Edd Merritt, Contributing Editor
Congratulations to Rick Benson and his Little Garden Market who sold over 50 Valentine’s Day dinners to loving customers. Rick said he was so busy he barely had time to turn to the counter and take new orders. Thank goodness Valentine’s Day comes but once a year, eh Rick?
Congratulations to Dicey Manning whose story titled “It’s ridiculous” appeared in the Burlington Free Press of February 10. Responding to the word ridiculous, she writes of her friend’s silly behavior, which ranges from destroying everything in sight—shoes, sweatshirts, squirrels. At night he takes over her bed, and he gets more attention than either she or her sister. He’s the “king of the bed.” Oh, did I mention that he’s her dog?
Congratulations to Jordan Cannon who earned placement on the Columbia College (New York) Dean’s List for the fall 2016 school term. The Dean of the College congratulated Jordan and said that he, as Dean, was proud of Jordan’s academic achievements—“Roar, Lions Roar!”
Congratulations to CCS students who participated in the Scripps Spelling Bee and in the Grades 4-8 National Geographic Geography Bee. Ella Emmons was the School Spelling Bee Champion. Harry Evans took second place and Isabella Hackerman finished third. In the National Geographic contest, Brody Flynn was the School Champion, Patricia Hennessey, second and Henry Bushey third.
Sympathy is expressed to family and friends of Tony Perry of Colorado who passed away January 21 at the age of 79. He maintained a farm in Charlotte on which he raised buffalo as he oversaw the Perry Restaurant Group. The family will host a gathering in his memory at the Shelburne Farms Coach Barn June 4.

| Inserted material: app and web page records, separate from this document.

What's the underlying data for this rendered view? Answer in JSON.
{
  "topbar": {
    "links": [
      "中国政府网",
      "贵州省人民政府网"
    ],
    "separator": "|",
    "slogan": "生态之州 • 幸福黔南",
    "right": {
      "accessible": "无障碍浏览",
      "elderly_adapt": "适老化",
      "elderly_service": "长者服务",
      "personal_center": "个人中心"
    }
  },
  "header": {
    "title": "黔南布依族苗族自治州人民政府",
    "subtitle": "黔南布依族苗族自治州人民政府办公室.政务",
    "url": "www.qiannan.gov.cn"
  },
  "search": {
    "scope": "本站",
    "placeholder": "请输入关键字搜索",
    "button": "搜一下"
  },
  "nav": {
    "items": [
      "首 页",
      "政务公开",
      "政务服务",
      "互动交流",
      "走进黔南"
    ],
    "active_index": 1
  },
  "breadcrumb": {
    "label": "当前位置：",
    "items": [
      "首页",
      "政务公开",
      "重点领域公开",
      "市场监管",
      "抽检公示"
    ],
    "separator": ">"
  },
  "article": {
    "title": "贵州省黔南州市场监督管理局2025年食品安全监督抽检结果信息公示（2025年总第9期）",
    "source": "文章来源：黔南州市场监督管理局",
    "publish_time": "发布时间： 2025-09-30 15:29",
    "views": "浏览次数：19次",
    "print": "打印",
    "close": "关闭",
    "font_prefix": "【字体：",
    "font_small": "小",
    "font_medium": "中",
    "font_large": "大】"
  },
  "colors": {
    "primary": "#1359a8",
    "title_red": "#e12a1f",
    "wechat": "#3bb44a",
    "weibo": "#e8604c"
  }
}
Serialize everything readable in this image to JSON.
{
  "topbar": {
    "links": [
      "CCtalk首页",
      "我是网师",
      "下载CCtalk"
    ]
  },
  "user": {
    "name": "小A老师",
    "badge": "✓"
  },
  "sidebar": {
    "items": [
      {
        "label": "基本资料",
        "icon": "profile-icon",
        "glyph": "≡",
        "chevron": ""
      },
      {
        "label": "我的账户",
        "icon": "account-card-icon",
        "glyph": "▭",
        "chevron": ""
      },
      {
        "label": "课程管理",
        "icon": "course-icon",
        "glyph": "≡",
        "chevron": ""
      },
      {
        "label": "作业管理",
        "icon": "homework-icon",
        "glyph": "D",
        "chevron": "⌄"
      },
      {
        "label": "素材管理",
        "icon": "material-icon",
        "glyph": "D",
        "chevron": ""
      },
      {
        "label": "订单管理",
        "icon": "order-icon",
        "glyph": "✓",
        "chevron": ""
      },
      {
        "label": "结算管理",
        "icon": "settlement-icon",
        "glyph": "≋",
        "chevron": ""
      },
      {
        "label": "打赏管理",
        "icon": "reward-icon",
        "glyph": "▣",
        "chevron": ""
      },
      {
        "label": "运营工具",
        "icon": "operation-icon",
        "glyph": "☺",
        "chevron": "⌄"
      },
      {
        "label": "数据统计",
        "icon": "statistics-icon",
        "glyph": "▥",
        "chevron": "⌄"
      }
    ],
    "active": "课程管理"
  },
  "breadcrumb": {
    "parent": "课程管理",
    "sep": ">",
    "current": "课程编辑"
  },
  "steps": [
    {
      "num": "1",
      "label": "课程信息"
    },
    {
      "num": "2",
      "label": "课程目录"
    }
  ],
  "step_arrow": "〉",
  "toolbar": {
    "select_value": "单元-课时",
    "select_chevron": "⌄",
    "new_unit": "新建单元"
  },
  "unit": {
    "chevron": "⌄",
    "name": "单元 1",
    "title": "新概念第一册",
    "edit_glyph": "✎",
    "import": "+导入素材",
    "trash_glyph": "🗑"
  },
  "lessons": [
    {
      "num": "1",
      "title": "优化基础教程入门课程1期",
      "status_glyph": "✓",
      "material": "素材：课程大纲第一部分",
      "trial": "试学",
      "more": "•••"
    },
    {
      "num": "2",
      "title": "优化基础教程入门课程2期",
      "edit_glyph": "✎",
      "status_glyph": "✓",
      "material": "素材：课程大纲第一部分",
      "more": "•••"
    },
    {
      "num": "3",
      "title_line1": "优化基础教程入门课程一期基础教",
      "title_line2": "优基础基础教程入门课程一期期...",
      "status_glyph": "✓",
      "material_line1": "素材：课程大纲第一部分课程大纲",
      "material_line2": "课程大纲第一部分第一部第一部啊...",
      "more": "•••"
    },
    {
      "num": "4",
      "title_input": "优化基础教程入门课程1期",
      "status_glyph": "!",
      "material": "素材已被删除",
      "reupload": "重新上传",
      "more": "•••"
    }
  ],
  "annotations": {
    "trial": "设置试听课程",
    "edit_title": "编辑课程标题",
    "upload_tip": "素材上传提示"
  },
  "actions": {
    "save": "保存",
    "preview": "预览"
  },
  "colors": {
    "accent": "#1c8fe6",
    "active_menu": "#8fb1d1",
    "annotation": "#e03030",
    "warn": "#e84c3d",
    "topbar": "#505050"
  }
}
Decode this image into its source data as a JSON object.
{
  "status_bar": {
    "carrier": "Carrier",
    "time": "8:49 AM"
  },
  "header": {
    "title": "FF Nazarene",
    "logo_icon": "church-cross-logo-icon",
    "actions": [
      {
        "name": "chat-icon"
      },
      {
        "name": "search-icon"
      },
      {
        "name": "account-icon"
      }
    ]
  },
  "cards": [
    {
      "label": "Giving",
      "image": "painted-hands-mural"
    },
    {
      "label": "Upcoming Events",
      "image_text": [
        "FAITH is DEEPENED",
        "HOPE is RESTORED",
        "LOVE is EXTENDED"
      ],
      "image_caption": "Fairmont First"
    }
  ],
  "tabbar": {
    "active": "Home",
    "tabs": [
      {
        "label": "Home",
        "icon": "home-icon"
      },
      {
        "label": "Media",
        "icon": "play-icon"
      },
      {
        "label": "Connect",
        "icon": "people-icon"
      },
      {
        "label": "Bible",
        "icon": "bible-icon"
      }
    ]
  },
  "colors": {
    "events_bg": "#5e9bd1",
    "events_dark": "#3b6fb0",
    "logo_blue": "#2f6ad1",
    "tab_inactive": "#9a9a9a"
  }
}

Sympathy is expressed to James Patrick Mahoney, Jr. of Gainesville, Florida, who passed away February 10 at the age of 70. His surviving family includes his brother Sean and Sean’s partner Sara Bridgman of Charlotte. The family asks that those wishing to remember him through a donation consider one to a charity of choice.
Psychologist Tom Powell speaks of inmate segregation
The February 19 Burlington Free Press ran a lead article on segregation of inmates who show dangerous mental health tendencies. Charlotte psychologist Tom Powell was quoted at length about his knowledge of such segregation. Now with Vermont Forensic Assessment and formerly with the state Department of Corrections, Powell said that he worked to develop policies for inmates with mental health issues, and that if they were segregated for relatively short periods of time (often less than a week) they do not develop harmful behavior. He is quoted as saying that if the segregation term stretches on, the inmate can enter into “a twilight experience,” and that’s where he begins to worry. At that point, he says, the Department of Corrections may face a shortage of beds or a time lag in going through a court process to get hospitalization. Other states have dealt with the problem by having hospitals being run by corrections and mental-health groups simultaneously.